### Work request
Return the lines below that contain "懐かしい".

[Start of section]

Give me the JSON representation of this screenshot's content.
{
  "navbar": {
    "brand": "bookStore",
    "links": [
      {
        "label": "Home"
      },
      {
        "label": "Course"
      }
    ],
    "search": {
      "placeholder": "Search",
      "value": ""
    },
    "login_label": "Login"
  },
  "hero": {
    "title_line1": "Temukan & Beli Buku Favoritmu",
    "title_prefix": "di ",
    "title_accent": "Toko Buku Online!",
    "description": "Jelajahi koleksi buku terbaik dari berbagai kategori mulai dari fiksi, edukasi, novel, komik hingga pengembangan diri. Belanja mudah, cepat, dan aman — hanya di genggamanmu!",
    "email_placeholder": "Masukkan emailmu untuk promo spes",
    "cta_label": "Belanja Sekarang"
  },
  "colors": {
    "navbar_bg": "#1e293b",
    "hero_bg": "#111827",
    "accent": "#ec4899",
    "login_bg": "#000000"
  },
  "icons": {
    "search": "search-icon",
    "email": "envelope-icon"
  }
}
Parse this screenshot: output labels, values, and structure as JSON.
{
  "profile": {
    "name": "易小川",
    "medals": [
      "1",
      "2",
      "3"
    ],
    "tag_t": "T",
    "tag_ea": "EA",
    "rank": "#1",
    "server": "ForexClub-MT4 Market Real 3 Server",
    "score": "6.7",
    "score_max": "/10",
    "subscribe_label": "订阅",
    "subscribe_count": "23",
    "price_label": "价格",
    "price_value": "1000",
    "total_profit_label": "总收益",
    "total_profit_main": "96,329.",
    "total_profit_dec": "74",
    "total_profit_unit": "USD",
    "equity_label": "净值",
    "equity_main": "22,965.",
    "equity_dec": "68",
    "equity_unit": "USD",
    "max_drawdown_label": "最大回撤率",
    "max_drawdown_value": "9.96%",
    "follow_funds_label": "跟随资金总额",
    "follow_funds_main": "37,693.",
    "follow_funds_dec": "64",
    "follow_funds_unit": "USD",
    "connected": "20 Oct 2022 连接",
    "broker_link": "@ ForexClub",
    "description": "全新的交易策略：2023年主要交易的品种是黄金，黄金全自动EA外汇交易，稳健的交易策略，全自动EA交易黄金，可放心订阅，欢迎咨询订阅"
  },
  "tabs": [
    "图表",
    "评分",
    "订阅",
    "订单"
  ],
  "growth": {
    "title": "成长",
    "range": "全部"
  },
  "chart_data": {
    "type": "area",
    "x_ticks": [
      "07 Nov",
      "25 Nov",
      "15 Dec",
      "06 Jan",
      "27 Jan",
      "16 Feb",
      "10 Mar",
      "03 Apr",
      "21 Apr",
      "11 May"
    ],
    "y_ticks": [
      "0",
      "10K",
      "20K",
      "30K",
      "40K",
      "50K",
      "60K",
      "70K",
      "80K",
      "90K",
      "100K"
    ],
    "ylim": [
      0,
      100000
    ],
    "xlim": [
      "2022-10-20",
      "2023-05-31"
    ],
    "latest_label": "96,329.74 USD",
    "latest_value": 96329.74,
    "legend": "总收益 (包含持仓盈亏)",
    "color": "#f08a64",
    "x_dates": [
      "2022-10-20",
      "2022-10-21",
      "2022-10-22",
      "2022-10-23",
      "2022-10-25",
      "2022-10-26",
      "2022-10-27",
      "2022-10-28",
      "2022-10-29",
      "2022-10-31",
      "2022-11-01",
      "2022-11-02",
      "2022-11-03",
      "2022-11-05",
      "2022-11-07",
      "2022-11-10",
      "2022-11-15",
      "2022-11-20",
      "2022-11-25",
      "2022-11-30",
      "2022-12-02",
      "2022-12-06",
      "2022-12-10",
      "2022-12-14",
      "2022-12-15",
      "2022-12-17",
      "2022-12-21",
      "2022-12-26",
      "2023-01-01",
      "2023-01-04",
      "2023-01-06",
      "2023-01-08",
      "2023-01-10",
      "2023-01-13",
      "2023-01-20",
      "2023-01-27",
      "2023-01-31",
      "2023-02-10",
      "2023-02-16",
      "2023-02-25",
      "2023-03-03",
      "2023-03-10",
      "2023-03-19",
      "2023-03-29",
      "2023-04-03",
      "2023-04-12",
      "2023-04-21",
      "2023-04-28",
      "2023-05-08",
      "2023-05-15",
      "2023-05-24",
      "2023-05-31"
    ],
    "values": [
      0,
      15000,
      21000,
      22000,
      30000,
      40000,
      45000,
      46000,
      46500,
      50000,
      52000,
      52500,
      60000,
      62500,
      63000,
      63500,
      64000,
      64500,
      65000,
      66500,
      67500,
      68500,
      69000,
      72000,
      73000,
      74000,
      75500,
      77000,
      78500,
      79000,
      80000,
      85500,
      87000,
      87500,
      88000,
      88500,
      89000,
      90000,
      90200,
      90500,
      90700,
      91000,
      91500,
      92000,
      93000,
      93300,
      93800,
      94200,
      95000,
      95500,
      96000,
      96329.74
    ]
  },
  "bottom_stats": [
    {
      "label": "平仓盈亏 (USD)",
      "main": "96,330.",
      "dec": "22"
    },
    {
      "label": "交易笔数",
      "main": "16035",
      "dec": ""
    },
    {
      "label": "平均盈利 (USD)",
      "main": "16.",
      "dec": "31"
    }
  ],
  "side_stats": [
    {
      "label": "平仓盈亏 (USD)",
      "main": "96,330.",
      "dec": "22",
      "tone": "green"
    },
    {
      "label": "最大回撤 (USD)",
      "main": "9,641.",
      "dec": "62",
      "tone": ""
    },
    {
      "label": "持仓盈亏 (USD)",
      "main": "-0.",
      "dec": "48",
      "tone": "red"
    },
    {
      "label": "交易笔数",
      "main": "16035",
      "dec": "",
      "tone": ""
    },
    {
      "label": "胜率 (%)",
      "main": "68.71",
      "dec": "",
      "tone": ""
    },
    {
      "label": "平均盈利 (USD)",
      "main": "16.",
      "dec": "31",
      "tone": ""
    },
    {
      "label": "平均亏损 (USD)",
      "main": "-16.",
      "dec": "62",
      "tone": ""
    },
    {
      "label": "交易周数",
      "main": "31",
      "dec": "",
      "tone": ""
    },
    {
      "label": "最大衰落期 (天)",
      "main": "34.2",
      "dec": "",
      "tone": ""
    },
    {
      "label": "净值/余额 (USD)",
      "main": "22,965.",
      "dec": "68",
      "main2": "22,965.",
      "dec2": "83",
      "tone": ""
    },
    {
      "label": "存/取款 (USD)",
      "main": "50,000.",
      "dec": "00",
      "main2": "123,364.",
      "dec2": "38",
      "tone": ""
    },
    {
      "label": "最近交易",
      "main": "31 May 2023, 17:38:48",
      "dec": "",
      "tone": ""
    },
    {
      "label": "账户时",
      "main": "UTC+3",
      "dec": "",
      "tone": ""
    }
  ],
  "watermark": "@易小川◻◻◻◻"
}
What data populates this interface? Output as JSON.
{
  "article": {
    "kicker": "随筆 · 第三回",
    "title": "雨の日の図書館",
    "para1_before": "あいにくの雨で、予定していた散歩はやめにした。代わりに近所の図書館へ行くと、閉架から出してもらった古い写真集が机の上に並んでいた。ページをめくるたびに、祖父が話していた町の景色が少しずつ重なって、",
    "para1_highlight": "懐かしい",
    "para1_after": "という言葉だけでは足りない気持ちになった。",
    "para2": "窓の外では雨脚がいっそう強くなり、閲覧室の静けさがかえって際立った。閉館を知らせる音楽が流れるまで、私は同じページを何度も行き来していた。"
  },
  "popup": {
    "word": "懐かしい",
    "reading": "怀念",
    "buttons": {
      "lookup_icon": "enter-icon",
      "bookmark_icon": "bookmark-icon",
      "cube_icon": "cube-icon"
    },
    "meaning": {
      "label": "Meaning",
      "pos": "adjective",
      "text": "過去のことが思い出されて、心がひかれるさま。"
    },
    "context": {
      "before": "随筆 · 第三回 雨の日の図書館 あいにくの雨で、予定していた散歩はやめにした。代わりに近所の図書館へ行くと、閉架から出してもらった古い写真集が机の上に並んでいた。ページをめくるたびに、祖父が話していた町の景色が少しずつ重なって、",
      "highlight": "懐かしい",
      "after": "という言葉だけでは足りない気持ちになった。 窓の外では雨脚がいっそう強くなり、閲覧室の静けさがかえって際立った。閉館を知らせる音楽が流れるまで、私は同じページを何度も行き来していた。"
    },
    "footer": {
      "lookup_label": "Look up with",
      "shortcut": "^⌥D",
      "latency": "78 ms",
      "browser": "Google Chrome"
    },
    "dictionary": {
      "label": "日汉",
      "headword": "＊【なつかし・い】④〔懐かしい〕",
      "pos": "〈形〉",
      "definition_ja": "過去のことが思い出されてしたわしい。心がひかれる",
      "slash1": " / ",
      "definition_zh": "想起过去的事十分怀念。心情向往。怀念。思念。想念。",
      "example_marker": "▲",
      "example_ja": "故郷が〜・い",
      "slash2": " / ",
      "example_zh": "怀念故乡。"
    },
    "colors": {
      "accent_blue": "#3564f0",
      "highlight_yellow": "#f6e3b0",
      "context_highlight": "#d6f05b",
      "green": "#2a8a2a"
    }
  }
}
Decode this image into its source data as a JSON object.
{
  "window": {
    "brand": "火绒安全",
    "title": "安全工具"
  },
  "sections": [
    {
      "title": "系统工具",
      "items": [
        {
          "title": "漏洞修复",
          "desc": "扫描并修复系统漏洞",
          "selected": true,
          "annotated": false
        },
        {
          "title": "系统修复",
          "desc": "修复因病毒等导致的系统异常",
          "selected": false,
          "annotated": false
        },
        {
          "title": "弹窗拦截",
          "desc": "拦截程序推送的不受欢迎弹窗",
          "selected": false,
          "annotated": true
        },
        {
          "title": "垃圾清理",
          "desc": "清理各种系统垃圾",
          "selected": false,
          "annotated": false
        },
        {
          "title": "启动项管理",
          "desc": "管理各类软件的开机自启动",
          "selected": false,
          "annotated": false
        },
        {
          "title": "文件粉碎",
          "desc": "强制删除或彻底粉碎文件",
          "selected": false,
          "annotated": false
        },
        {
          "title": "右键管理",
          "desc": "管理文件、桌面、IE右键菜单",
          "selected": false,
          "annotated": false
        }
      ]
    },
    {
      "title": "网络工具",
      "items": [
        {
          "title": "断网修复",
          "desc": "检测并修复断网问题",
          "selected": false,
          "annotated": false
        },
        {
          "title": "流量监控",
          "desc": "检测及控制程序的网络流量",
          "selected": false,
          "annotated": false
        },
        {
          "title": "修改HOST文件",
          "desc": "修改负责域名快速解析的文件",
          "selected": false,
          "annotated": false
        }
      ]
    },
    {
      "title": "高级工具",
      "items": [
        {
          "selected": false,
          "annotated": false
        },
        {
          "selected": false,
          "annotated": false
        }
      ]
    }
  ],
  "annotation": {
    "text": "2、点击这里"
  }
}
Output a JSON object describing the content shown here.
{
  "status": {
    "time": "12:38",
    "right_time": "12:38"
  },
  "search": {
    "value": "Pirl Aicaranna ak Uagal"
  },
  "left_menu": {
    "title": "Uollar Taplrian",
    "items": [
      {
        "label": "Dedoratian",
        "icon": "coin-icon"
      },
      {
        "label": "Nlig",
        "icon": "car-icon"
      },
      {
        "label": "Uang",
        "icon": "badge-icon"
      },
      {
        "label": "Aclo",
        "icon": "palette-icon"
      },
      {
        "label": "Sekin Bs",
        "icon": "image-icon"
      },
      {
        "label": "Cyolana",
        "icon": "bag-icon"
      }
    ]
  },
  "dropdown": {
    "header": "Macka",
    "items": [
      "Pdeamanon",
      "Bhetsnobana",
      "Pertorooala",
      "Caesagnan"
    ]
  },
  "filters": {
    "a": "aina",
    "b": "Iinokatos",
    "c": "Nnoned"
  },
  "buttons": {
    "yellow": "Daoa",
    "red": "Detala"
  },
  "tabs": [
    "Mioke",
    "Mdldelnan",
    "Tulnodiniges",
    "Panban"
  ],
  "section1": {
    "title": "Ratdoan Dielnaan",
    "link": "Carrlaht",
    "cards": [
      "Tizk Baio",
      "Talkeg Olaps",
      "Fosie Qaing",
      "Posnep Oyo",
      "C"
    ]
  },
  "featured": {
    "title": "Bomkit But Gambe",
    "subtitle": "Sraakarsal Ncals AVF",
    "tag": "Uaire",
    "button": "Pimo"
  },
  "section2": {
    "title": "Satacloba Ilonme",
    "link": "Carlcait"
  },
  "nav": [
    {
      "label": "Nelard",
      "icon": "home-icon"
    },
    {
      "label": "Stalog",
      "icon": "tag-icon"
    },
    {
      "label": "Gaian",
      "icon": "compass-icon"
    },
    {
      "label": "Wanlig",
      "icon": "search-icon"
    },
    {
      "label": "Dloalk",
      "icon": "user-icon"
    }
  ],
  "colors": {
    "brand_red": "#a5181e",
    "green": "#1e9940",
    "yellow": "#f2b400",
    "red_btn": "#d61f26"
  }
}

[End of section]

### Your response
    "para1_highlight": "懐かしい",
    "word": "懐かしい",
      "highlight": "懐かしい",
      "headword": "＊【なつかし・い】④〔懐かしい〕",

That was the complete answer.